Sonic Cinema presents Rainer Kohlberger’s Answering the Sun – a maximal, stroboscopic colour odyssey to the limits of human perception. Riffing on the optical phenomenon that occurs when staring at the sun, Kohlberger’s first feature adeptly modernises avant garde cinema’s long tradition of visual music and flicker in a 60-minute bombardment of coloured fields, op art geometry, hallucinatory passages and a wall of sound.

Rainer Kohlberger’s work speaks of seduction, an overstimulation and deception of the senses, monochrome-pumping colour surfaces, powerful drones. Strong light signals create afterimages on the retina, while specific acoustic stimuli stimulate the ear to generate sounds on its own, and the entire body is affected with an implicit loss of control. And in all the dizzying flickering, throbbing, and pulsating, a sun appears, largely bathed in vibrant colors.’ 

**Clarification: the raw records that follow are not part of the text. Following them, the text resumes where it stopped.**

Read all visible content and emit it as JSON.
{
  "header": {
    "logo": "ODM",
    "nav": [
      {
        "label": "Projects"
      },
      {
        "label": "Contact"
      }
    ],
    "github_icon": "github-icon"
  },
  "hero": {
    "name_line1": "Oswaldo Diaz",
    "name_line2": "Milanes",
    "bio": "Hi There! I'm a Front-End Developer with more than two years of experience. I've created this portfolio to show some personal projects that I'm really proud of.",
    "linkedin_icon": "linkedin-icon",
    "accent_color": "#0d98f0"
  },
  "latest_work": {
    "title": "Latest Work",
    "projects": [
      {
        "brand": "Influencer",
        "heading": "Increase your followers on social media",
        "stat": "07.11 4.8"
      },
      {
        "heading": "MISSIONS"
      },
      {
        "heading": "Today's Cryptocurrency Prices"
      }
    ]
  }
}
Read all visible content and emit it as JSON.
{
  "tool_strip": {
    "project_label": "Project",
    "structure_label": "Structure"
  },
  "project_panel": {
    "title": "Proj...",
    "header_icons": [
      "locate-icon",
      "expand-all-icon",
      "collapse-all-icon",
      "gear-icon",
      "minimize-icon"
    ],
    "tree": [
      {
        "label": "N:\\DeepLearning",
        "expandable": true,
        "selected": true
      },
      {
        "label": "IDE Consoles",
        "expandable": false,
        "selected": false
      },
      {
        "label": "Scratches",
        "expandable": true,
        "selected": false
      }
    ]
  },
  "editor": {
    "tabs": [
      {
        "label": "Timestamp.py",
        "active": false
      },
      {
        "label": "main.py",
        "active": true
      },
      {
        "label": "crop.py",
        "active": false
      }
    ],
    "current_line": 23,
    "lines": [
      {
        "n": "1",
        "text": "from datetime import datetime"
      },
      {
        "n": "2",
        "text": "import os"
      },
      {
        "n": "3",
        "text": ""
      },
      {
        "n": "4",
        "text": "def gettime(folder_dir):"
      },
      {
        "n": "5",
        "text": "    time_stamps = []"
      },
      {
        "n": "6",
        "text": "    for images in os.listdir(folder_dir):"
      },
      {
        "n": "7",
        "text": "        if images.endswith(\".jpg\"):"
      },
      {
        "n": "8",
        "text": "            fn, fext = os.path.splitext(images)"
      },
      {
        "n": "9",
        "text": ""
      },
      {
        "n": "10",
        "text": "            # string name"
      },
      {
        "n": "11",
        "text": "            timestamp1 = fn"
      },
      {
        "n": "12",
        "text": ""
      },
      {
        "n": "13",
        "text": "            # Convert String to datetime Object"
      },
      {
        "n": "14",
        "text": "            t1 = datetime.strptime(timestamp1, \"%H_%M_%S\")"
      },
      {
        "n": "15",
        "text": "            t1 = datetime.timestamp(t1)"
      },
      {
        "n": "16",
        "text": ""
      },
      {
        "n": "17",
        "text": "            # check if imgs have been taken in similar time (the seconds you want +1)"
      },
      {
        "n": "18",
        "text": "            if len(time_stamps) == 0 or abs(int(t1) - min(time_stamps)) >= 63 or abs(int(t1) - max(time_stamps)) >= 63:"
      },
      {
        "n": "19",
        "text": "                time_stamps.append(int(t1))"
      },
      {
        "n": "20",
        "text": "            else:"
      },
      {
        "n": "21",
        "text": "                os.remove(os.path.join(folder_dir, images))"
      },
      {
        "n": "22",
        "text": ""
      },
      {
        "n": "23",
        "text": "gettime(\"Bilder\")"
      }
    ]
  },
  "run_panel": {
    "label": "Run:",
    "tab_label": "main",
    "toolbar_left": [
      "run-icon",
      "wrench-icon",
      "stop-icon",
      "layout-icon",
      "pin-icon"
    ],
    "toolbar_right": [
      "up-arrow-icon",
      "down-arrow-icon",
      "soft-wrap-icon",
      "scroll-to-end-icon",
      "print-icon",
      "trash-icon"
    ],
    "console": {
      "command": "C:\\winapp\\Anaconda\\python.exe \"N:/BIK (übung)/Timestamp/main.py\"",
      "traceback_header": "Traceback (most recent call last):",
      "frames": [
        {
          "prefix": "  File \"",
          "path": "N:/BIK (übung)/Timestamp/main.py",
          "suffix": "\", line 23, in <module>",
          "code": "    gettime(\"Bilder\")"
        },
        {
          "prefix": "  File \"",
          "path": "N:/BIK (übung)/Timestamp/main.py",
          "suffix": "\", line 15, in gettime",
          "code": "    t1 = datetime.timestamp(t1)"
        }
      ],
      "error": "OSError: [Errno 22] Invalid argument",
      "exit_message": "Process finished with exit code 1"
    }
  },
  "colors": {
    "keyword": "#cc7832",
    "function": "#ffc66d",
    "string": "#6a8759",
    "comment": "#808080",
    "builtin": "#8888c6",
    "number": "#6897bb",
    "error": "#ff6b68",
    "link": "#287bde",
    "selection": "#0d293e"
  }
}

– Regina Schlagnitweit

The screening will be followed by a Q&A with Rainer Kohlberger hosted by Dr. Eleni Ikoniadou.

Here (and above) is another work by Kohlberger, White Light/White Heat from 2011.

Capital Celluloid 2023 — Day 174: Fri June 23

A Woman Under the Influence (Cassavetes, 1974): Prince Charles Cinema, 3.15pm

This 35mm presentation, also screening on July 6th, is part of the John Casssavetes and Gena Rowlands season at the Prince Charles Cinema. Full details here.

Chicago Reader review:
John Cassavetes's 1974 masterpiece, and one of the best films of its decade. Cassavetes stretches the limits of his narrative—it's the story of a married couple, with the wife hedging into madness—to the point where it obliterates the narrator: it's one of those extremely rare movies that seem found rather than made, in which the internal dynamics of the drama are completely allowed to dictate the shape and structure of the film. The lurching, probing camera finds the same fascination in moments of high drama and utter triviality alike—and all of those moments are suspended painfully, endlessly. Still, Cassavetes makes the viewer's frustration work as part of the film's expressiveness; it has an emotional rhythm unlike anything else I've ever seen. With Gena Rowlands and Peter Falk.
Dave Kehr

Here (and above) is the trailer.

Capital Celluloid 2023 — Day 173: Thu June 22

 The Hunger (Scott, 1983): Rio Cinema, 6.30pm

Through the Looking Glasses presents The Hunger + Q&A and book signing with Cathi Unsworth, author of Season of the Witch: The Book of Goth. This rare screening will be followed by a Q&A hosted by Travis Elborough with the acclaimed crime writer Cathi Unsworth, whose latest book, Season of the Witch is the unrivalled survey of Goth, the musical subculture that took the 1980s by storm and continues to thrive today. Cathi will be signing copies of the book after the screening.

Time Out film review: 
Catherine Deneuve is the ageless, possibly final survivor of an ancient immortal race dependent on humans for both sustenance and companionship. Her superior blood allows her lovers a triple lifetime until they ultimately succumb to instant decline. Not all of this is apparent in the film, where style rules at the expense of coherence. But that style is often glorious, from a bloody sun sinking over a gothic hi-tech Manhattan skyline to living quarters that are sumptuous. Neat touches of grim humour also: Deneuve and David Bowie manhunt in a disco as Bauhaus sing 'Bela Lugosi's Dead'; and Bowie rots away in a hospital waiting room where the 20 minutes wait becomes a subjective century of ageing. Visual sensualities will have a feast, but you'll have to read Whitley Strieber's novel if you don't want to emerge with a badly scratched head.
Giovanni Dadomo

Here (and above) is the trailer.